Lithium-ion batteries are everywhere, powering small gadgets, cars or even buildings. It’s not a surprise to see a number of companies currently working on improvements. Just a few weeks ago, we reported about Japan-based Eamex, which claimed their prototype battery can be charged and discharged over 10,000 times and can be used for about 20 years.
And now Hitachi is claiming a new material they developed could double the life span of lithium ion batteries. The company has partnered up with Shin-Kobe Electric Machinery, saying batteries based on the material could be used in smart grid applications (Hitachi says that segment alone will be worth $32 billion by 2020).
The battery’s positive electrode will not use expensive cobalt, but manganese, which is much cheaper. Hitachi claims the “secret sauce” of the new battery is a metal additive, which will boost its life span to 10 years, double that of existing manganese lithium-ion batteries.
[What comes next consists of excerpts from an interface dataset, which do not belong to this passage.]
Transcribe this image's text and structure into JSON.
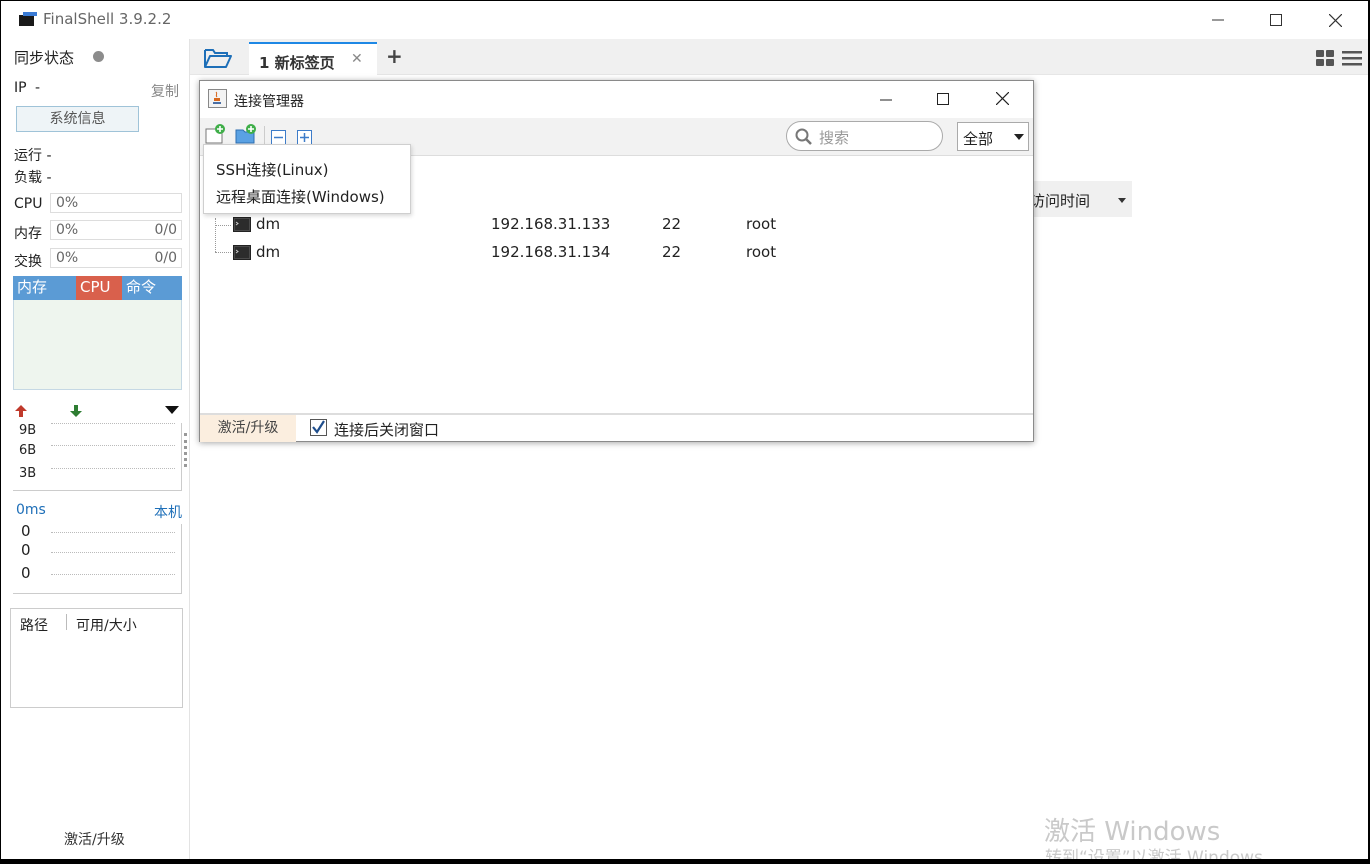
{
  "window": {
    "title": "FinalShell 3.9.2.2"
  },
  "sidebar": {
    "sync_label": "同步状态",
    "ip_label": "IP",
    "ip_value": "-",
    "copy_label": "复制",
    "sysinfo_button": "系统信息",
    "run_label": "运行 -",
    "load_label": "负载 -",
    "cpu": {
      "label": "CPU",
      "value": "0%"
    },
    "mem": {
      "label": "内存",
      "value": "0%",
      "detail": "0/0"
    },
    "swap": {
      "label": "交换",
      "value": "0%",
      "detail": "0/0"
    },
    "tabs": {
      "mem": "内存",
      "cpu": "CPU",
      "cmd": "命令"
    },
    "net_scale": [
      "9B",
      "6B",
      "3B"
    ],
    "ping": {
      "latency": "0ms",
      "host": "本机",
      "values": [
        "0",
        "0",
        "0"
      ]
    },
    "disk_headers": {
      "path": "路径",
      "size": "可用/大小"
    },
    "activate": "激活/升级"
  },
  "main": {
    "tab_label": "1 新标签页",
    "sort_label": "访问时间"
  },
  "dialog": {
    "title": "连接管理器",
    "search_placeholder": "搜索",
    "filter_value": "全部",
    "connections": [
      {
        "name": "dm",
        "host": "192.168.31.133",
        "port": "22",
        "user": "root"
      },
      {
        "name": "dm",
        "host": "192.168.31.134",
        "port": "22",
        "user": "root"
      }
    ],
    "footer_activate": "激活/升级",
    "close_after_connect": "连接后关闭窗口",
    "close_after_connect_checked": true
  },
  "popup_menu": {
    "ssh": "SSH连接(Linux)",
    "rdp": "远程桌面连接(Windows)"
  },
  "os_watermark": {
    "line1": "激活 Windows",
    "line2": "转到“设置”以激活 Windows。"
  },
  "colors": {
    "accent": "#1e88e5",
    "mem_tab": "#5b9bd5",
    "cpu_tab": "#d9604c",
    "cmd_tab": "#5b9bd5"
  }
}
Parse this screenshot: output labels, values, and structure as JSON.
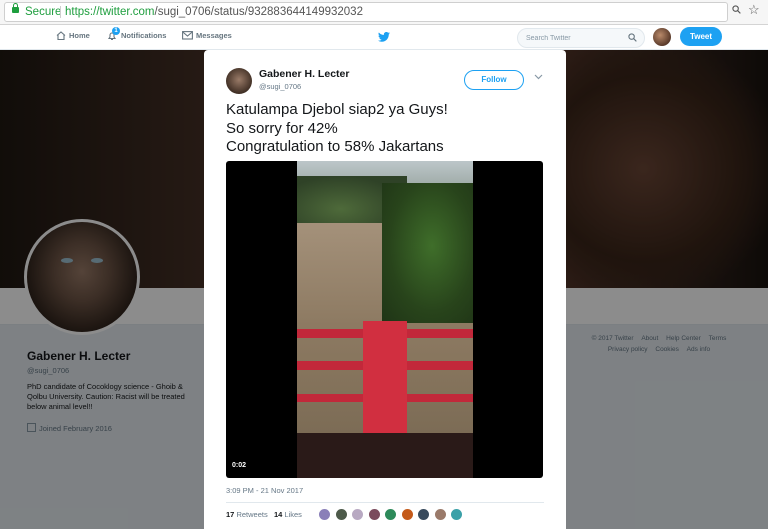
{
  "browser": {
    "secure_label": "Secure",
    "url_scheme": "https://",
    "url_host": "twitter.com",
    "url_path": "/sugi_0706/status/932883644149932032"
  },
  "nav": {
    "home": "Home",
    "notifications": "Notifications",
    "notifications_badge": "1",
    "messages": "Messages",
    "search_placeholder": "Search Twitter",
    "tweet_button": "Tweet"
  },
  "profile": {
    "name": "Gabener H. Lecter",
    "handle": "@sugi_0706",
    "bio": "PhD candidate of Cocoklogy science - Ghoib & Qolbu University. Caution: Racist will be treated below animal level!!",
    "joined": "Joined February 2016"
  },
  "footer": {
    "line1": [
      "© 2017 Twitter",
      "About",
      "Help Center",
      "Terms"
    ],
    "line2": [
      "Privacy policy",
      "Cookies",
      "Ads info"
    ]
  },
  "tweet": {
    "author_name": "Gabener H. Lecter",
    "author_handle": "@sugi_0706",
    "follow_label": "Follow",
    "text_lines": [
      "Katulampa Djebol siap2 ya Guys!",
      "So sorry for 42%",
      "Congratulation to 58% Jakartans"
    ],
    "video_time": "0:02",
    "timestamp": "3:09 PM - 21 Nov 2017",
    "retweets_count": "17",
    "retweets_label": "Retweets",
    "likes_count": "14",
    "likes_label": "Likes"
  },
  "colors": {
    "accent": "#1da1f2",
    "secure_green": "#1e9e3e"
  },
  "liker_colors": [
    "#8a7fb8",
    "#4d5a4a",
    "#b8a9c2",
    "#7a4a5c",
    "#2d8a5a",
    "#c45a1a",
    "#384a5c",
    "#9a7a6a",
    "#3aa0a8"
  ]
}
The company announced it’s expecting to have the new battery and peripheral equipment ready as early as fiscal 2010, which, under the Japanese calendar, will end at the end of March 2011. Hitachi also says the battery can not only be used in smart grid applications but also might find its way into construction machinery and hybrid vehicles in the future (pictured above is a Hitachi-made lithium-ion battery for those vehicles announced last year).
Via The Nikkei [registration required, paid subscription]